The man Jack sets out to kill the whole family, especially the baby, barely a toddler, but the child wanders away in the night, ending up in the nearby graveyard. Mistress Owens and her husband, ghosts, both of them, dead 250 years now, discover the newly orphaned boy and they become his adoptive parents. Named Nobody Owens, or Bod for short, the boy is given the Freedom of the Graveyard, and taught by his mysterious guardian, Silas, who isn't dead, but doesn't seem to be quite alive, either. Silas is able to travel between the living world and the graveyard, and brings Bod the food and supplies a growing child needs. In the graveyard, the boy learns important lessons about Fading, Sliding, and Dreamwalking, and encounters shadowy murky characters like the tattooed Indigo Man, the Sleer, and a trio of raggedy ghouls. As Silas says, "It will take a graveyard" to raise this child and keep him safe from the man Jack, who will be looking to finish his job.
You'll develop quite an affection for the long-dead inhabitants of this atmospheric English graveyard who look after Bod. Gaiman, beloved by readers for his macabre fiction book Coraline, wondered what it would be like to write a book like Rudyard Kipling's The Jungle Book, but set in a graveyard. His audio CD recording of the book is well worth hearing, as this is a Newbery Medal winner kids will want to listen to more than once, though certainly never at bedtime. I found it vexing that the book ended with still-unexplained details about Jack and Silas and Bod, but it appears that Gaiman is planning a sequel, so that's a relief.
Steer readers who like being scared silly to another fiendishly horrifying series, Joseph Delaney's The Last Apprentice, starting with Book One: The Revenge of the Witch.
Reviewed by : JF.
Themes : FANTASY. NEWBERY MEDAL. ORPHANS. SUPERNATURAL.
CRITICS HAVE SAID
- The Graveyard Book manages the remarkable feat of playing delightful jazz riffs on Kiplings classic Jungle Books. One might call this book a small jewel, but in fact its much bigger within than it looks from the outside. – Peter S. Beagle, author of The Last Unicorn
- After finishing The Graveyard Book, I had only one thought—I hope theres more. I want to see more of the adventures of Nobody Owens, and there is no higher praise for a book. – Laurell K. Hamilton, author of the Anita Blake: Vampire Hunter novels
- It takes a graveyard to raise a child. My favorite thing about this book was watching Bod grow up in his fine crumbly graveyard with his dead and living friends. The Graveyard Book is another surprising and terrific book from Neil Gaiman. – Audrey Niffenegger, author of The Time Traveler

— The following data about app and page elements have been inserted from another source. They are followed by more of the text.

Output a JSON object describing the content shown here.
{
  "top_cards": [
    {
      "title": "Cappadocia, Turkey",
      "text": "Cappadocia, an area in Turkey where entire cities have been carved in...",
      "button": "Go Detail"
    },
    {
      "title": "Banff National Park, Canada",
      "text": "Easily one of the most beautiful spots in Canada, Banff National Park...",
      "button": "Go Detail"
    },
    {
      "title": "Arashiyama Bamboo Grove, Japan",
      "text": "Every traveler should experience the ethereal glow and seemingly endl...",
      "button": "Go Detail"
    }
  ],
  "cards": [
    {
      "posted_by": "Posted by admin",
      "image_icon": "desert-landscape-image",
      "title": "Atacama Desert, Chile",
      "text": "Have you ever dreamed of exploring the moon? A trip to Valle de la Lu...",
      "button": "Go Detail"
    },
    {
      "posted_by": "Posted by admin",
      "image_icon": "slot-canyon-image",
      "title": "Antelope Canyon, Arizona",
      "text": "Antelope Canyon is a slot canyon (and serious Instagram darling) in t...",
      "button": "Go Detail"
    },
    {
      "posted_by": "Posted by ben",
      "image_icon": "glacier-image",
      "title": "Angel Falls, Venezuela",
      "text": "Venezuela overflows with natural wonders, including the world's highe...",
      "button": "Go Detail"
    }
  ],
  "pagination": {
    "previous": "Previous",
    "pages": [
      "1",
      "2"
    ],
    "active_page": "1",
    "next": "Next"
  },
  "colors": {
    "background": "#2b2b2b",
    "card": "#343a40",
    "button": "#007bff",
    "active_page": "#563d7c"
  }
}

- The Graveyard Book is endlessly inventive, masterfully told and, like Bod himself, too clever to fit into only one place. This is a book for everyone. You will love it to death. – Holly Black, cocreator of The Spiderwick Chronicles
- The Graveyard Book is everything everyone loves about Neil Gaiman, only multiplied many times over, a novel that showcases his effortless feel for narrative, his flawless instincts for suspense, and above all, his dark, almost silky sense of humor. – Joe Hill, author of Heart-Shaped Box
IF YOU LOVE THIS BOOK, THEN TRY:
- Billingsley, Franny. The Folk Keeper. Simon & Schuster, 1999.
- Delaney, Joseph. The Revenge of the Witch. (The Last Apprentice, Book One) Greenwillow, 2005.
- Fleischman, Paul. The Half-a-Moon Inn. HarperCollins, 1980.
- Gaiman, Neil. Coraline. HarperCollins, 2002.
- Gaiman, Neil. The Wolves in the Walls. HarperCollins, 2003.
- Higgins, F. E. The Bone Magician. Feiwel and Friends, 2008.
- Kipling, Rudyard. The Jungle Book: The Mowgli Stories. Illus. by Jerry Pinkney. Morrow, 1995.
- LaFevers, R. L. Theodosia and the Serpents of Chaos. Houghton Mifflin, 2007.
- Pratchett, Terry. The Wee Free Men. HarperCollins, 2003.
- Pullman, Philip. The Golden Compass. Knopf, 1996. (And others in the His Dark Materials series.)
- Stroud, Jonathan. The Amulet of Samarkand. Hyperion, 2003.